*Task statement*:
Every line below that holds the string "Remplacer" must be copied.

*The data*:
::::::::

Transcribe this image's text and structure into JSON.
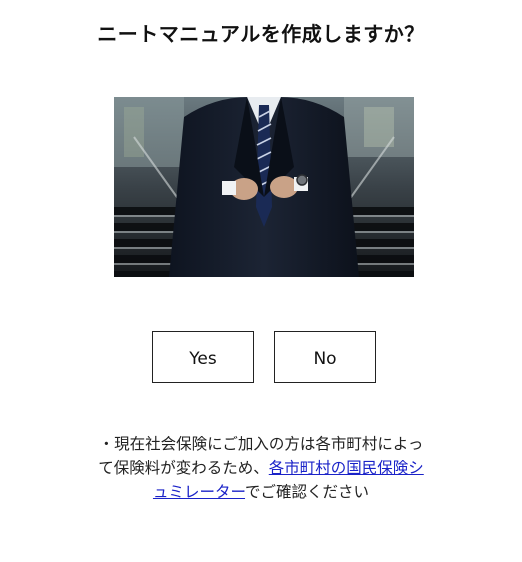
{
  "page": {
    "title": "ニートマニュアルを作成しますか？"
  },
  "hero_image": {
    "subject": "businessman-in-suit-on-stairs"
  },
  "choices": {
    "yes_label": "Yes",
    "no_label": "No"
  },
  "note": {
    "prefix": "・現在社会保険にご加入の方は各市町村によって保険料が変わるため、",
    "link_text": "各市町村の国民保険シュミレーター",
    "suffix": "でご確認ください"
  },
  "colors": {
    "link": "#1a22c8",
    "text": "#111111",
    "button_border": "#222222"
  }
}
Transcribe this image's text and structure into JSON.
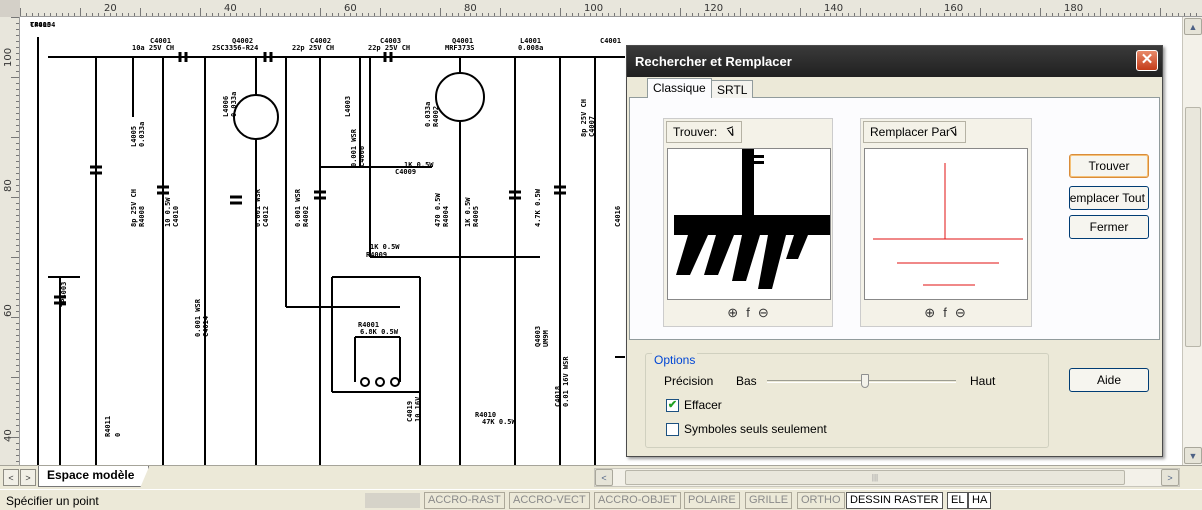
{
  "ruler": {
    "h_labels": [
      "20",
      "40",
      "60",
      "80",
      "100",
      "120",
      "140",
      "160",
      "180"
    ],
    "v_labels": [
      "100",
      "80",
      "60",
      "40"
    ]
  },
  "schematic_labels": [
    "C4001",
    "10a 25V CH",
    "Q4002",
    "2SC3356-R24",
    "C4002",
    "22p 25V CH",
    "C4003",
    "22p 25V CH",
    "Q4001",
    "MRF373S",
    "L4001",
    "0.008a",
    "C4001",
    "L4005",
    "0.033a",
    "L4006",
    "0.033a",
    "L4003",
    "0.033a",
    "R4002",
    "1K 0.5W",
    "C4009",
    "0.001 WSR",
    "C4006",
    "8p 25V CH",
    "C4007",
    "8p 25V CH",
    "R4008",
    "10 0.5W",
    "C4010",
    "0.001 WSR",
    "C4012",
    "0.001 WSR",
    "R4002",
    "470 0.5W",
    "R4004",
    "1K 0.5W",
    "R4005",
    "1K 0.5W",
    "R4009",
    "4.7K 0.5W",
    "C4016",
    "0.001 WSR",
    "C4014",
    "R4001",
    "6.8K 0.5W",
    "Q4003",
    "UM9M",
    "C4018",
    "0.01 16V WSR",
    "C4019",
    "10 16V",
    "R4010",
    "47K 0.5W",
    "R4011",
    "0",
    "TP4003",
    "TP4004",
    "C4015"
  ],
  "bottom_tabs": {
    "model_tab": "Espace modèle"
  },
  "statusbar": {
    "prompt": "Spécifier un point",
    "toggles": [
      "ACCRO-RAST",
      "ACCRO-VECT",
      "ACCRO-OBJET",
      "POLAIRE",
      "GRILLE",
      "ORTHO",
      "DESSIN RASTER",
      "EL",
      "HA"
    ],
    "active_toggles": [
      "DESSIN RASTER",
      "EL",
      "HA"
    ]
  },
  "dialog": {
    "title": "Rechercher et Remplacer",
    "close_label": "✕",
    "tabs": [
      "Classique",
      "SRTL"
    ],
    "find_label": "Trouver:",
    "replace_label": "Remplacer Par",
    "zoom_icons": [
      "⊕",
      "f",
      "⊖"
    ],
    "buttons": {
      "find": "Trouver",
      "replace_all": "Remplacer Tout",
      "close": "Fermer",
      "help": "Aide"
    },
    "options": {
      "title": "Options",
      "precision": "Précision",
      "low": "Bas",
      "high": "Haut",
      "precision_level": 0.52,
      "erase": "Effacer",
      "erase_checked": true,
      "symbols_only": "Symboles seuls seulement",
      "symbols_only_checked": false
    }
  },
  "colors": {
    "replace_symbol": "#e01010",
    "title_bar": "#2a2a2a",
    "close_button": "#d4502a"
  }
}
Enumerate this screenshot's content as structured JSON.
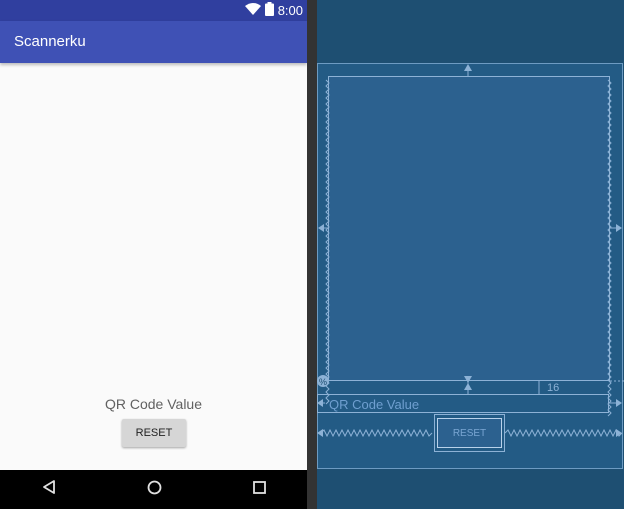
{
  "status_bar": {
    "time": "8:00",
    "icons": [
      "wifi-icon",
      "battery-icon"
    ]
  },
  "app_bar": {
    "title": "Scannerku"
  },
  "content": {
    "qr_label": "QR Code Value",
    "reset_label": "RESET"
  },
  "nav_bar": {
    "icons": [
      "back-icon",
      "home-icon",
      "recents-icon"
    ]
  },
  "blueprint": {
    "qr_label": "QR Code Value",
    "reset_label": "RESET",
    "margin_label": "16",
    "percent_badge": "%"
  },
  "colors": {
    "primary": "#3f51b5",
    "primary_dark": "#303f9f",
    "blueprint_bg": "#1e4f72",
    "blueprint_line": "#8db2d6"
  }
}
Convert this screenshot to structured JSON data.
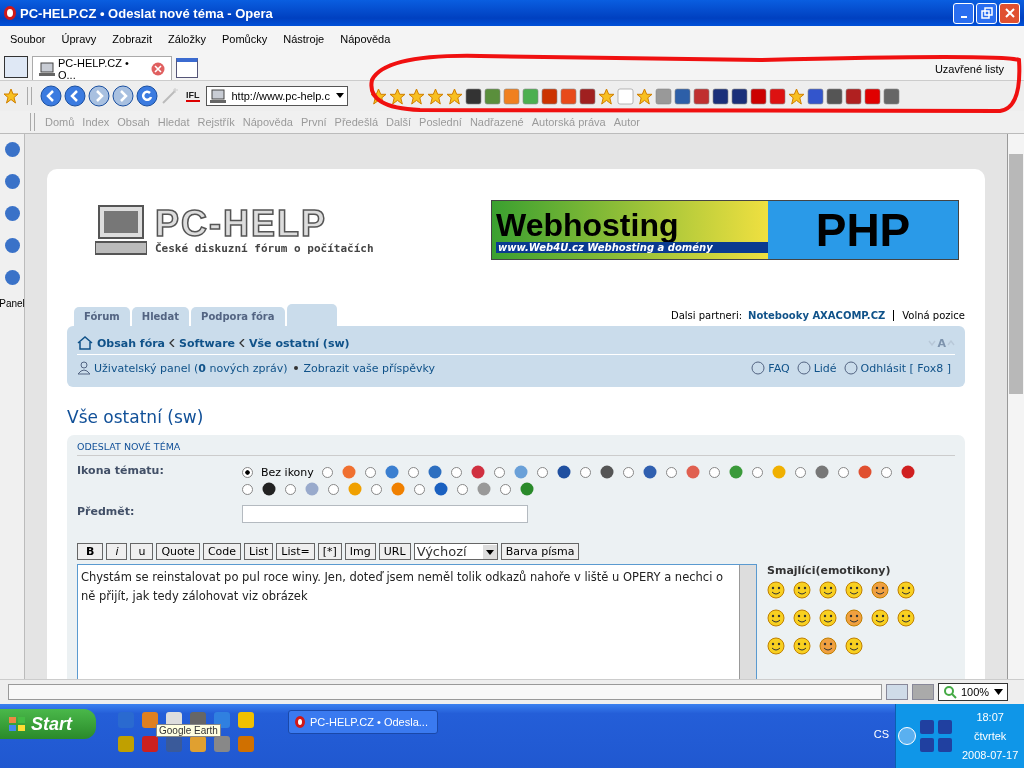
{
  "window": {
    "title": "PC-HELP.CZ • Odeslat nové téma - Opera"
  },
  "menu": [
    "Soubor",
    "Úpravy",
    "Zobrazit",
    "Záložky",
    "Pomůcky",
    "Nástroje",
    "Nápověda"
  ],
  "tabs": [
    {
      "label": "PC-HELP.CZ • O...",
      "selected": true
    }
  ],
  "closed_tabs": "Uzavřené listy",
  "address": {
    "value": "http://www.pc-help.c"
  },
  "search_engine": "IFL",
  "nav_links": [
    {
      "label": "Domů",
      "disabled": true
    },
    {
      "label": "Index",
      "disabled": true
    },
    {
      "label": "Obsah",
      "disabled": true
    },
    {
      "label": "Hledat",
      "disabled": true
    },
    {
      "label": "Rejstřík",
      "disabled": true
    },
    {
      "label": "Nápověda",
      "disabled": true
    },
    {
      "label": "První",
      "disabled": true
    },
    {
      "label": "Předešlá",
      "disabled": true
    },
    {
      "label": "Další",
      "disabled": true
    },
    {
      "label": "Poslední",
      "disabled": true
    },
    {
      "label": "Nadřazené",
      "disabled": true
    },
    {
      "label": "Autorská práva",
      "disabled": true
    },
    {
      "label": "Autor",
      "disabled": true
    }
  ],
  "side_panel": {
    "label": "Panel"
  },
  "forum": {
    "logo": "PC-HELP",
    "tagline": "České diskuzní fórum o počítačích",
    "banner": {
      "title": "Webhosting",
      "product": "PHP",
      "caption": "www.Web4U.cz  Webhosting a domény"
    },
    "tabs": [
      "Fórum",
      "Hledat",
      "Podpora fóra"
    ],
    "partners": {
      "label": "Dalsi partneri:",
      "link": "Notebooky AXACOMP.CZ",
      "other": "Volná pozice"
    },
    "breadcrumbs": [
      "Obsah fóra",
      "Software",
      "Vše ostatní (sw)"
    ],
    "font_size": "A",
    "user_panel": "Uživatelský panel (**0** nových zpráv)",
    "view_posts": "Zobrazit vaše příspěvky",
    "right_links": [
      "FAQ",
      "Lidé",
      "Odhlásit [ Fox8 ]"
    ],
    "heading": "Vše ostatní (sw)",
    "form": {
      "title": "ODESLAT NOVÉ TÉMA",
      "icon_label": "Ikona tématu:",
      "icon_options": [
        {
          "label": "Bez ikony",
          "selected": true
        },
        {
          "selected": false
        },
        {
          "selected": false
        },
        {
          "selected": false
        },
        {
          "selected": false
        },
        {
          "selected": false
        },
        {
          "selected": false
        },
        {
          "selected": false
        },
        {
          "selected": false
        },
        {
          "selected": false
        },
        {
          "selected": false
        },
        {
          "selected": false
        },
        {
          "selected": false
        },
        {
          "selected": false
        },
        {
          "selected": false
        },
        {
          "selected": false
        },
        {
          "selected": false
        },
        {
          "selected": false
        },
        {
          "selected": false
        },
        {
          "selected": false
        },
        {
          "selected": false
        },
        {
          "selected": false
        }
      ],
      "subject_label": "Předmět:",
      "format_buttons": [
        "B",
        "i",
        "u",
        "Quote",
        "Code",
        "List",
        "List=",
        "[*]",
        "Img",
        "URL"
      ],
      "font_select": "Výchozí",
      "color_button": "Barva písma",
      "message": "Chystám se reinstalovat po pul roce winy. Jen, doteď jsem neměl tolik odkazů nahoře v liště u OPERY a nechci  o ně přijít, jak tedy zálohovat viz obrázek",
      "smileys_title": "Smajlíci(emotikony)"
    }
  },
  "status_bar": {
    "zoom": "100%"
  },
  "taskbar": {
    "start": "Start",
    "tooltip": "Google Earth",
    "tasks": [
      "PC-HELP.CZ • Odesla..."
    ],
    "language": "CS",
    "time": "18:07",
    "day": "čtvrtek",
    "date": "2008-07-17"
  }
}
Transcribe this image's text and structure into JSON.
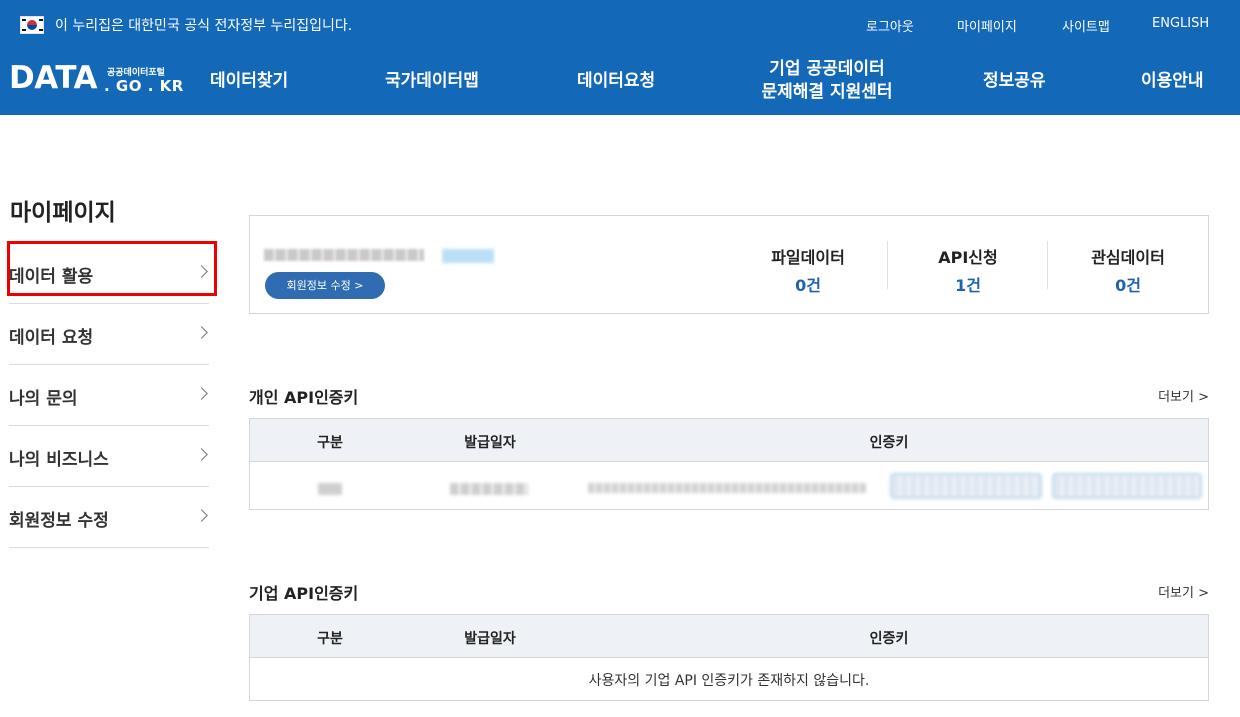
{
  "gov_banner": {
    "text": "이 누리집은 대한민국 공식 전자정부 누리집입니다."
  },
  "util_links": [
    "로그아웃",
    "마이페이지",
    "사이트맵",
    "ENGLISH"
  ],
  "logo": {
    "main": "DATA",
    "sub": "공공데이터포털",
    "domain": ". GO . KR"
  },
  "gnb": [
    {
      "line1": "데이터찾기",
      "line2": ""
    },
    {
      "line1": "국가데이터맵",
      "line2": ""
    },
    {
      "line1": "데이터요청",
      "line2": ""
    },
    {
      "line1": "기업 공공데이터",
      "line2": "문제해결 지원센터"
    },
    {
      "line1": "정보공유",
      "line2": ""
    },
    {
      "line1": "이용안내",
      "line2": ""
    }
  ],
  "sidebar": {
    "title": "마이페이지",
    "items": [
      "데이터 활용",
      "데이터 요청",
      "나의 문의",
      "나의 비즈니스",
      "회원정보 수정"
    ]
  },
  "summary": {
    "edit_button": "회원정보 수정 >",
    "stats": [
      {
        "label": "파일데이터",
        "value": "0건"
      },
      {
        "label": "API신청",
        "value": "1건"
      },
      {
        "label": "관심데이터",
        "value": "0건"
      }
    ]
  },
  "personal_keys": {
    "title": "개인 API인증키",
    "more": "더보기 >",
    "headers": [
      "구분",
      "발급일자",
      "인증키"
    ]
  },
  "business_keys": {
    "title": "기업 API인증키",
    "more": "더보기 >",
    "headers": [
      "구분",
      "발급일자",
      "인증키"
    ],
    "empty_message": "사용자의 기업 API 인증키가 존재하지 않습니다."
  },
  "colors": {
    "header_bg": "#1368b7",
    "accent": "#1f63b0",
    "highlight": "#ee0000"
  }
}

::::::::

*Task solution*:
    "title": "Rechercher et Remplacer",
    "replace_label": "Remplacer Par",
      "replace_all": "Remplacer Tout",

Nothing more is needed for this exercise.